-- Opening Marker --

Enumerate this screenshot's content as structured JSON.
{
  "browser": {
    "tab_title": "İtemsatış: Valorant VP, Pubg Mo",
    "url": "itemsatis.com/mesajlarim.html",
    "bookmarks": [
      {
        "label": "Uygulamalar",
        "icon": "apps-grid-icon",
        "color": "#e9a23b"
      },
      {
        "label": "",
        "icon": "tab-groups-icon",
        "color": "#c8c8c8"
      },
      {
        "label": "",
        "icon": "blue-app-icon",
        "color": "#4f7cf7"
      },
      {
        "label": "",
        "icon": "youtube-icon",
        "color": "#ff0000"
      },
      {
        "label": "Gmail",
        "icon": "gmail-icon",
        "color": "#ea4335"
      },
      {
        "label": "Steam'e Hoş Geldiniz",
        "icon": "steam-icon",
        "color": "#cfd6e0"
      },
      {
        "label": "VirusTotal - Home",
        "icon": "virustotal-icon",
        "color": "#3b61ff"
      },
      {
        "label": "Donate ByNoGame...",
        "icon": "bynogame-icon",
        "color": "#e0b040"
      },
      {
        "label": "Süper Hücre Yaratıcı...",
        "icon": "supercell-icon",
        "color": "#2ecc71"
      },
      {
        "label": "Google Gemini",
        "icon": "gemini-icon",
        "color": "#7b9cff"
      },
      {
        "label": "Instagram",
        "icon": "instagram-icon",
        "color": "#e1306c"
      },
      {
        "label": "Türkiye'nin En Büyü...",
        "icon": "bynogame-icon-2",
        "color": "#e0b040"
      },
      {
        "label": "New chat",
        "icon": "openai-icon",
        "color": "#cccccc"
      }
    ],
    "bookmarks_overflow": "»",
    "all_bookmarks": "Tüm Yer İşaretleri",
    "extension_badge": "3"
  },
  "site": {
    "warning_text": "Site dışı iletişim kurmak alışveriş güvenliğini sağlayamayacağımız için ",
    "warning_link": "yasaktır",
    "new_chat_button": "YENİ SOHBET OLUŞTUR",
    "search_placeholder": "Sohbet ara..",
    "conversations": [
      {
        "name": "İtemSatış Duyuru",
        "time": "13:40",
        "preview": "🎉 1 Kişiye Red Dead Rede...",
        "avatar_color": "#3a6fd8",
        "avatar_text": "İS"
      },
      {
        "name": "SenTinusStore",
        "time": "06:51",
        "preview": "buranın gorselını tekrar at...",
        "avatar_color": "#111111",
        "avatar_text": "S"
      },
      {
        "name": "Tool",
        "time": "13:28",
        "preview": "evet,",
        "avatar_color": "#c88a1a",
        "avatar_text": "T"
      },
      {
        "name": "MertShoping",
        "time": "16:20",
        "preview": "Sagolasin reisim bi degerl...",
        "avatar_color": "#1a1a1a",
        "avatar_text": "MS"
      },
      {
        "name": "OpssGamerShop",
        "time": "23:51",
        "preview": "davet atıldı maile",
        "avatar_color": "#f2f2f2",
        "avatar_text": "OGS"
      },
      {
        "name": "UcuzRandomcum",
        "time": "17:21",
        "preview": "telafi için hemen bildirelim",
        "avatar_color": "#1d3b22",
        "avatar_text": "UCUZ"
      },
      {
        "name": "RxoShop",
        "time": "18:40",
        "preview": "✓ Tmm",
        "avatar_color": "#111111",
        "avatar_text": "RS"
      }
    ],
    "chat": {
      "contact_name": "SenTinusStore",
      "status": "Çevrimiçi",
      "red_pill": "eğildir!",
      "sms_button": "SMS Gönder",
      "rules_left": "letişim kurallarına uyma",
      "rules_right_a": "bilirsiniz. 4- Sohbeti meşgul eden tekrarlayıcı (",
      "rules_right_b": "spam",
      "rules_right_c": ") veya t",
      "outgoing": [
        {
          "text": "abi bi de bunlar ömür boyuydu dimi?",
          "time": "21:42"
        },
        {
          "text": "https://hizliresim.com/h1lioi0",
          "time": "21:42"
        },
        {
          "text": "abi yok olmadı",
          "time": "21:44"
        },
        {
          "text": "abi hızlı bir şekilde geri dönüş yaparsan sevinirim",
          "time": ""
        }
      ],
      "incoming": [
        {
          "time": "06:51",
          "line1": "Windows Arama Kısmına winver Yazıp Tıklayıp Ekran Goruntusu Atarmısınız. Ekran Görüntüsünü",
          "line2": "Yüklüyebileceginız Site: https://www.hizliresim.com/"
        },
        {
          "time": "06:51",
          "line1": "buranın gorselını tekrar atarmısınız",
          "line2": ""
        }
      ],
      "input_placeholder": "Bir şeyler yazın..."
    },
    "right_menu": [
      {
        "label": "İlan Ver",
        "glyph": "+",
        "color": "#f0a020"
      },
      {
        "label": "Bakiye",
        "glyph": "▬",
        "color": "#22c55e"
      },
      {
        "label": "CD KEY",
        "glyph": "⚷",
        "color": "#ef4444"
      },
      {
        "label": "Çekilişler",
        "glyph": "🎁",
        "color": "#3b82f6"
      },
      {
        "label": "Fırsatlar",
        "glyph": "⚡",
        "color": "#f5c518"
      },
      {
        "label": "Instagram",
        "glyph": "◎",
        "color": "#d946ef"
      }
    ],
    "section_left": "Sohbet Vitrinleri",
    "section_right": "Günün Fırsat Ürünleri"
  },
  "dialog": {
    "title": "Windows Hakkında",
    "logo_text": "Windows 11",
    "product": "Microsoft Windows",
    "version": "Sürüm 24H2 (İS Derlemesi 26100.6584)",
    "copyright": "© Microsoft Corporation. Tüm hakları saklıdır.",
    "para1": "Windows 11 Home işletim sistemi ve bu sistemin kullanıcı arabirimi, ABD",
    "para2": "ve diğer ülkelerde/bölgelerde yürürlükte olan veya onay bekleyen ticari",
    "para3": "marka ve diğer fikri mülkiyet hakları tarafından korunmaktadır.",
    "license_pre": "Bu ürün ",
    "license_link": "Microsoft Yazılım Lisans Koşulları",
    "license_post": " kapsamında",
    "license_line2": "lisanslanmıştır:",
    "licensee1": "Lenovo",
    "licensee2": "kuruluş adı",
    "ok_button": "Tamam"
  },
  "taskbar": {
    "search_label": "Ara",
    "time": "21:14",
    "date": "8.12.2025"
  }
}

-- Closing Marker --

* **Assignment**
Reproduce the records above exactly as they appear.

* **Solution for this exercise**
Enumerate this screenshot's content as structured JSON.
{
  "browser": {
    "tab_title": "İtemsatış: Valorant VP, Pubg Mo",
    "url": "itemsatis.com/mesajlarim.html",
    "bookmarks": [
      {
        "label": "Uygulamalar",
        "icon": "apps-grid-icon",
        "color": "#e9a23b"
      },
      {
        "label": "",
        "icon": "tab-groups-icon",
        "color": "#c8c8c8"
      },
      {
        "label": "",
        "icon": "blue-app-icon",
        "color": "#4f7cf7"
      },
      {
        "label": "",
        "icon": "youtube-icon",
        "color": "#ff0000"
      },
      {
        "label": "Gmail",
        "icon": "gmail-icon",
        "color": "#ea4335"
      },
      {
        "label": "Steam'e Hoş Geldiniz",
        "icon": "steam-icon",
        "color": "#cfd6e0"
      },
      {
        "label": "VirusTotal - Home",
        "icon": "virustotal-icon",
        "color": "#3b61ff"
      },
      {
        "label": "Donate ByNoGame...",
        "icon": "bynogame-icon",
        "color": "#e0b040"
      },
      {
        "label": "Süper Hücre Yaratıcı...",
        "icon": "supercell-icon",
        "color": "#2ecc71"
      },
      {
        "label": "Google Gemini",
        "icon": "gemini-icon",
        "color": "#7b9cff"
      },
      {
        "label": "Instagram",
        "icon": "instagram-icon",
        "color": "#e1306c"
      },
      {
        "label": "Türkiye'nin En Büyü...",
        "icon": "bynogame-icon-2",
        "color": "#e0b040"
      },
      {
        "label": "New chat",
        "icon": "openai-icon",
        "color": "#cccccc"
      }
    ],
    "bookmarks_overflow": "»",
    "all_bookmarks": "Tüm Yer İşaretleri",
    "extension_badge": "3"
  },
  "site": {
    "warning_text": "Site dışı iletişim kurmak alışveriş güvenliğini sağlayamayacağımız için ",
    "warning_link": "yasaktır",
    "new_chat_button": "YENİ SOHBET OLUŞTUR",
    "search_placeholder": "Sohbet ara..",
    "conversations": [
      {
        "name": "İtemSatış Duyuru",
        "time": "13:40",
        "preview": "🎉 1 Kişiye Red Dead Rede...",
        "avatar_color": "#3a6fd8",
        "avatar_text": "İS"
      },
      {
        "name": "SenTinusStore",
        "time": "06:51",
        "preview": "buranın gorselını tekrar at...",
        "avatar_color": "#111111",
        "avatar_text": "S"
      },
      {
        "name": "Tool",
        "time": "13:28",
        "preview": "evet,",
        "avatar_color": "#c88a1a",
        "avatar_text": "T"
      },
      {
        "name": "MertShoping",
        "time": "16:20",
        "preview": "Sagolasin reisim bi degerl...",
        "avatar_color": "#1a1a1a",
        "avatar_text": "MS"
      },
      {
        "name": "OpssGamerShop",
        "time": "23:51",
        "preview": "davet atıldı maile",
        "avatar_color": "#f2f2f2",
        "avatar_text": "OGS"
      },
      {
        "name": "UcuzRandomcum",
        "time": "17:21",
        "preview": "telafi için hemen bildirelim",
        "avatar_color": "#1d3b22",
        "avatar_text": "UCUZ"
      },
      {
        "name": "RxoShop",
        "time": "18:40",
        "preview": "✓ Tmm",
        "avatar_color": "#111111",
        "avatar_text": "RS"
      }
    ],
    "chat": {
      "contact_name": "SenTinusStore",
      "status": "Çevrimiçi",
      "red_pill": "eğildir!",
      "sms_button": "SMS Gönder",
      "rules_left": "letişim kurallarına uyma",
      "rules_right_a": "bilirsiniz. 4- Sohbeti meşgul eden tekrarlayıcı (",
      "rules_right_b": "spam",
      "rules_right_c": ") veya t",
      "outgoing": [
        {
          "text": "abi bi de bunlar ömür boyuydu dimi?",
          "time": "21:42"
        },
        {
          "text": "https://hizliresim.com/h1lioi0",
          "time": "21:42"
        },
        {
          "text": "abi yok olmadı",
          "time": "21:44"
        },
        {
          "text": "abi hızlı bir şekilde geri dönüş yaparsan sevinirim",
          "time": ""
        }
      ],
      "incoming": [
        {
          "time": "06:51",
          "line1": "Windows Arama Kısmına winver Yazıp Tıklayıp Ekran Goruntusu Atarmısınız. Ekran Görüntüsünü",
          "line2": "Yüklüyebileceginız Site: https://www.hizliresim.com/"
        },
        {
          "time": "06:51",
          "line1": "buranın gorselını tekrar atarmısınız",
          "line2": ""
        }
      ],
      "input_placeholder": "Bir şeyler yazın..."
    },
    "right_menu": [
      {
        "label": "İlan Ver",
        "glyph": "+",
        "color": "#f0a020"
      },
      {
        "label": "Bakiye",
        "glyph": "▬",
        "color": "#22c55e"
      },
      {
        "label": "CD KEY",
        "glyph": "⚷",
        "color": "#ef4444"
      },
      {
        "label": "Çekilişler",
        "glyph": "🎁",
        "color": "#3b82f6"
      },
      {
        "label": "Fırsatlar",
        "glyph": "⚡",
        "color": "#f5c518"
      },
      {
        "label": "Instagram",
        "glyph": "◎",
        "color": "#d946ef"
      }
    ],
    "section_left": "Sohbet Vitrinleri",
    "section_right": "Günün Fırsat Ürünleri"
  },
  "dialog": {
    "title": "Windows Hakkında",
    "logo_text": "Windows 11",
    "product": "Microsoft Windows",
    "version": "Sürüm 24H2 (İS Derlemesi 26100.6584)",
    "copyright": "© Microsoft Corporation. Tüm hakları saklıdır.",
    "para1": "Windows 11 Home işletim sistemi ve bu sistemin kullanıcı arabirimi, ABD",
    "para2": "ve diğer ülkelerde/bölgelerde yürürlükte olan veya onay bekleyen ticari",
    "para3": "marka ve diğer fikri mülkiyet hakları tarafından korunmaktadır.",
    "license_pre": "Bu ürün ",
    "license_link": "Microsoft Yazılım Lisans Koşulları",
    "license_post": " kapsamında",
    "license_line2": "lisanslanmıştır:",
    "licensee1": "Lenovo",
    "licensee2": "kuruluş adı",
    "ok_button": "Tamam"
  },
  "taskbar": {
    "search_label": "Ara",
    "time": "21:14",
    "date": "8.12.2025"
  }
}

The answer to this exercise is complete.